═════ Extracted records ═════

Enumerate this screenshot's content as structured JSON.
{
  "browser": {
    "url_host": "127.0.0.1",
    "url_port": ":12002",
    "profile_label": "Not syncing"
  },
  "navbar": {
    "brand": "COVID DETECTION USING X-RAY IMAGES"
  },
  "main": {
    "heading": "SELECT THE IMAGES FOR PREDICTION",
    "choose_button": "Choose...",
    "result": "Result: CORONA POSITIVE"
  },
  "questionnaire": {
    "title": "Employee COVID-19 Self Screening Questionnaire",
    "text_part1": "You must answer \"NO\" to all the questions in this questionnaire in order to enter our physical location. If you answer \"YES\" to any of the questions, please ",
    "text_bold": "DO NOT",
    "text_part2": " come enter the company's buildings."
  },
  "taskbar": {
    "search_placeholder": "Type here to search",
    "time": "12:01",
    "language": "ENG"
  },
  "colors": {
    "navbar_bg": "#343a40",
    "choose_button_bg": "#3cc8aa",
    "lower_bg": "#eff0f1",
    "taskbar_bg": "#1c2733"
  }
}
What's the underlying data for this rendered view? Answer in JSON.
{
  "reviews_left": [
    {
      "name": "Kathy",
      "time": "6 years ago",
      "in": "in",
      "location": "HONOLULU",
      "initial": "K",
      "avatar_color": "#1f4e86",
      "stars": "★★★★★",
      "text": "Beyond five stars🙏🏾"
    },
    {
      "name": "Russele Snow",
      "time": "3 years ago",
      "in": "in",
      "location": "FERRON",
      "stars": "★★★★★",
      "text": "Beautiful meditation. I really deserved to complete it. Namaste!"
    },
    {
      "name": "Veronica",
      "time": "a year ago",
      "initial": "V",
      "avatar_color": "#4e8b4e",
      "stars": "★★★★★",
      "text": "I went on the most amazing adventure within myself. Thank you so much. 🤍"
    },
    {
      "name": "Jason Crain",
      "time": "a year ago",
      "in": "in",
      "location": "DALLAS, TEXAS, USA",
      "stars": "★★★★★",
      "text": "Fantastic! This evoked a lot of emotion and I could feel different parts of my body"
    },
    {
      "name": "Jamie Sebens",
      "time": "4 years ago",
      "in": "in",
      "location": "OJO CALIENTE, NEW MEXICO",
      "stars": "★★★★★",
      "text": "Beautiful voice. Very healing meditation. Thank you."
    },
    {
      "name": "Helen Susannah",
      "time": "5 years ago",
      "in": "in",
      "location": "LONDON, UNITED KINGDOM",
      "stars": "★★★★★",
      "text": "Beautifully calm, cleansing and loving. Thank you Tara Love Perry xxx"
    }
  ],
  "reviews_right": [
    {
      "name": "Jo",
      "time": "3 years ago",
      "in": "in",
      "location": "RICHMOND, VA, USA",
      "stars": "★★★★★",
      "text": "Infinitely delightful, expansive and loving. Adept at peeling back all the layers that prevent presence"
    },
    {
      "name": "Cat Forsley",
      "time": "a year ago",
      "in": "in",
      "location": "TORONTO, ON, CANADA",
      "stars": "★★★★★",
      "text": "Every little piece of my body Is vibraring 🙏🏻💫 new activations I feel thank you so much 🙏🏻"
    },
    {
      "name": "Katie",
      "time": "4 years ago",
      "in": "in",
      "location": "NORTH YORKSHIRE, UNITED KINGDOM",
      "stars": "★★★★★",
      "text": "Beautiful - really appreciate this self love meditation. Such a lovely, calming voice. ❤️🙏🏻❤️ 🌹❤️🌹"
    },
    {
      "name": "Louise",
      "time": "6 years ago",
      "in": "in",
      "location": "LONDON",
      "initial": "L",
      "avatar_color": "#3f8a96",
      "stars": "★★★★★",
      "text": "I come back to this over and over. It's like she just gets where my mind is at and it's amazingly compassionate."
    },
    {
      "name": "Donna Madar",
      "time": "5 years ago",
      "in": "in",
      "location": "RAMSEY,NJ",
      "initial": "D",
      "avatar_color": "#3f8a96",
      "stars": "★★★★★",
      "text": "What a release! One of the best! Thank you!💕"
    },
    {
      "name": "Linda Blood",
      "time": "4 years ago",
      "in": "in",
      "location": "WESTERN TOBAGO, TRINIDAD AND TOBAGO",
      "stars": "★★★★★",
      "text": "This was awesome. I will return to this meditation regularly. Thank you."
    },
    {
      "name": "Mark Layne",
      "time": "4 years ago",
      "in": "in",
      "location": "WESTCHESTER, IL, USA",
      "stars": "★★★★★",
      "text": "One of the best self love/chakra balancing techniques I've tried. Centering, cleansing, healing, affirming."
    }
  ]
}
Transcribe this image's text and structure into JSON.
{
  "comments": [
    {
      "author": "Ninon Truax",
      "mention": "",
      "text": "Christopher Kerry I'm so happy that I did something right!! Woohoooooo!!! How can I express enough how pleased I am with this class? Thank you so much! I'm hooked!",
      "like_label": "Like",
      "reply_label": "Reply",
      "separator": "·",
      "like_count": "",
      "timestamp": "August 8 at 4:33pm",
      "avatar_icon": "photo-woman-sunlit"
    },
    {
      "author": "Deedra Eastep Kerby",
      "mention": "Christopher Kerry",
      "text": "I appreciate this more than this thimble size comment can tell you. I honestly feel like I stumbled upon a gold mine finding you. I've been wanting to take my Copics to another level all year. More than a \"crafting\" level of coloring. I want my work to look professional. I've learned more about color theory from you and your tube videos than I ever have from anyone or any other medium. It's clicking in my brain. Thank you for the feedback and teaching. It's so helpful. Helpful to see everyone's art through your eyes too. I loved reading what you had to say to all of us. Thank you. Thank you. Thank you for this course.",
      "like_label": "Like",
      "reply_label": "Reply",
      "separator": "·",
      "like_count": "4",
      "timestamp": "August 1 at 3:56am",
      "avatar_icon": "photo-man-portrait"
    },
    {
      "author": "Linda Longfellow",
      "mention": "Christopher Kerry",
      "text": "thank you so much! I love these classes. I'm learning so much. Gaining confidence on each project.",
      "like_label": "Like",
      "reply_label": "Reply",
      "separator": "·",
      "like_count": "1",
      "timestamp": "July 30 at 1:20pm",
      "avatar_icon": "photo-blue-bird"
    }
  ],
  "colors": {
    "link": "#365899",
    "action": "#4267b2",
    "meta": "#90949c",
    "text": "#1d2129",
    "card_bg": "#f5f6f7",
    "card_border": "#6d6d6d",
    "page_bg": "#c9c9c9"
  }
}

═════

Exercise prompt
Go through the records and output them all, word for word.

Exercise answer
Enumerate this screenshot's content as structured JSON.
{
  "browser": {
    "url_host": "127.0.0.1",
    "url_port": ":12002",
    "profile_label": "Not syncing"
  },
  "navbar": {
    "brand": "COVID DETECTION USING X-RAY IMAGES"
  },
  "main": {
    "heading": "SELECT THE IMAGES FOR PREDICTION",
    "choose_button": "Choose...",
    "result": "Result: CORONA POSITIVE"
  },
  "questionnaire": {
    "title": "Employee COVID-19 Self Screening Questionnaire",
    "text_part1": "You must answer \"NO\" to all the questions in this questionnaire in order to enter our physical location. If you answer \"YES\" to any of the questions, please ",
    "text_bold": "DO NOT",
    "text_part2": " come enter the company's buildings."
  },
  "taskbar": {
    "search_placeholder": "Type here to search",
    "time": "12:01",
    "language": "ENG"
  },
  "colors": {
    "navbar_bg": "#343a40",
    "choose_button_bg": "#3cc8aa",
    "lower_bg": "#eff0f1",
    "taskbar_bg": "#1c2733"
  }
}
What's the underlying data for this rendered view? Answer in JSON.
{
  "reviews_left": [
    {
      "name": "Kathy",
      "time": "6 years ago",
      "in": "in",
      "location": "HONOLULU",
      "initial": "K",
      "avatar_color": "#1f4e86",
      "stars": "★★★★★",
      "text": "Beyond five stars🙏🏾"
    },
    {
      "name": "Russele Snow",
      "time": "3 years ago",
      "in": "in",
      "location": "FERRON",
      "stars": "★★★★★",
      "text": "Beautiful meditation. I really deserved to complete it. Namaste!"
    },
    {
      "name": "Veronica",
      "time": "a year ago",
      "initial": "V",
      "avatar_color": "#4e8b4e",
      "stars": "★★★★★",
      "text": "I went on the most amazing adventure within myself. Thank you so much. 🤍"
    },
    {
      "name": "Jason Crain",
      "time": "a year ago",
      "in": "in",
      "location": "DALLAS, TEXAS, USA",
      "stars": "★★★★★",
      "text": "Fantastic! This evoked a lot of emotion and I could feel different parts of my body"
    },
    {
      "name": "Jamie Sebens",
      "time": "4 years ago",
      "in": "in",
      "location": "OJO CALIENTE, NEW MEXICO",
      "stars": "★★★★★",
      "text": "Beautiful voice. Very healing meditation. Thank you."
    },
    {
      "name": "Helen Susannah",
      "time": "5 years ago",
      "in": "in",
      "location": "LONDON, UNITED KINGDOM",
      "stars": "★★★★★",
      "text": "Beautifully calm, cleansing and loving. Thank you Tara Love Perry xxx"
    }
  ],
  "reviews_right": [
    {
      "name": "Jo",
      "time": "3 years ago",
      "in": "in",
      "location": "RICHMOND, VA, USA",
      "stars": "★★★★★",
      "text": "Infinitely delightful, expansive and loving. Adept at peeling back all the layers that prevent presence"
    },
    {
      "name": "Cat Forsley",
      "time": "a year ago",
      "in": "in",
      "location": "TORONTO, ON, CANADA",
      "stars": "★★★★★",
      "text": "Every little piece of my body Is vibraring 🙏🏻💫 new activations I feel thank you so much 🙏🏻"
    },
    {
      "name": "Katie",
      "time": "4 years ago",
      "in": "in",
      "location": "NORTH YORKSHIRE, UNITED KINGDOM",
      "stars": "★★★★★",
      "text": "Beautiful - really appreciate this self love meditation. Such a lovely, calming voice. ❤️🙏🏻❤️ 🌹❤️🌹"
    },
    {
      "name": "Louise",
      "time": "6 years ago",
      "in": "in",
      "location": "LONDON",
      "initial": "L",
      "avatar_color": "#3f8a96",
      "stars": "★★★★★",
      "text": "I come back to this over and over. It's like she just gets where my mind is at and it's amazingly compassionate."
    },
    {
      "name": "Donna Madar",
      "time": "5 years ago",
      "in": "in",
      "location": "RAMSEY,NJ",
      "initial": "D",
      "avatar_color": "#3f8a96",
      "stars": "★★★★★",
      "text": "What a release! One of the best! Thank you!💕"
    },
    {
      "name": "Linda Blood",
      "time": "4 years ago",
      "in": "in",
      "location": "WESTERN TOBAGO, TRINIDAD AND TOBAGO",
      "stars": "★★★★★",
      "text": "This was awesome. I will return to this meditation regularly. Thank you."
    },
    {
      "name": "Mark Layne",
      "time": "4 years ago",
      "in": "in",
      "location": "WESTCHESTER, IL, USA",
      "stars": "★★★★★",
      "text": "One of the best self love/chakra balancing techniques I've tried. Centering, cleansing, healing, affirming."
    }
  ]
}
Transcribe this image's text and structure into JSON.
{
  "comments": [
    {
      "author": "Ninon Truax",
      "mention": "",
      "text": "Christopher Kerry I'm so happy that I did something right!! Woohoooooo!!! How can I express enough how pleased I am with this class? Thank you so much! I'm hooked!",
      "like_label": "Like",
      "reply_label": "Reply",
      "separator": "·",
      "like_count": "",
      "timestamp": "August 8 at 4:33pm",
      "avatar_icon": "photo-woman-sunlit"
    },
    {
      "author": "Deedra Eastep Kerby",
      "mention": "Christopher Kerry",
      "text": "I appreciate this more than this thimble size comment can tell you. I honestly feel like I stumbled upon a gold mine finding you. I've been wanting to take my Copics to another level all year. More than a \"crafting\" level of coloring. I want my work to look professional. I've learned more about color theory from you and your tube videos than I ever have from anyone or any other medium. It's clicking in my brain. Thank you for the feedback and teaching. It's so helpful. Helpful to see everyone's art through your eyes too. I loved reading what you had to say to all of us. Thank you. Thank you. Thank you for this course.",
      "like_label": "Like",
      "reply_label": "Reply",
      "separator": "·",
      "like_count": "4",
      "timestamp": "August 1 at 3:56am",
      "avatar_icon": "photo-man-portrait"
    },
    {
      "author": "Linda Longfellow",
      "mention": "Christopher Kerry",
      "text": "thank you so much! I love these classes. I'm learning so much. Gaining confidence on each project.",
      "like_label": "Like",
      "reply_label": "Reply",
      "separator": "·",
      "like_count": "1",
      "timestamp": "July 30 at 1:20pm",
      "avatar_icon": "photo-blue-bird"
    }
  ],
  "colors": {
    "link": "#365899",
    "action": "#4267b2",
    "meta": "#90949c",
    "text": "#1d2129",
    "card_bg": "#f5f6f7",
    "card_border": "#6d6d6d",
    "page_bg": "#c9c9c9"
  }
}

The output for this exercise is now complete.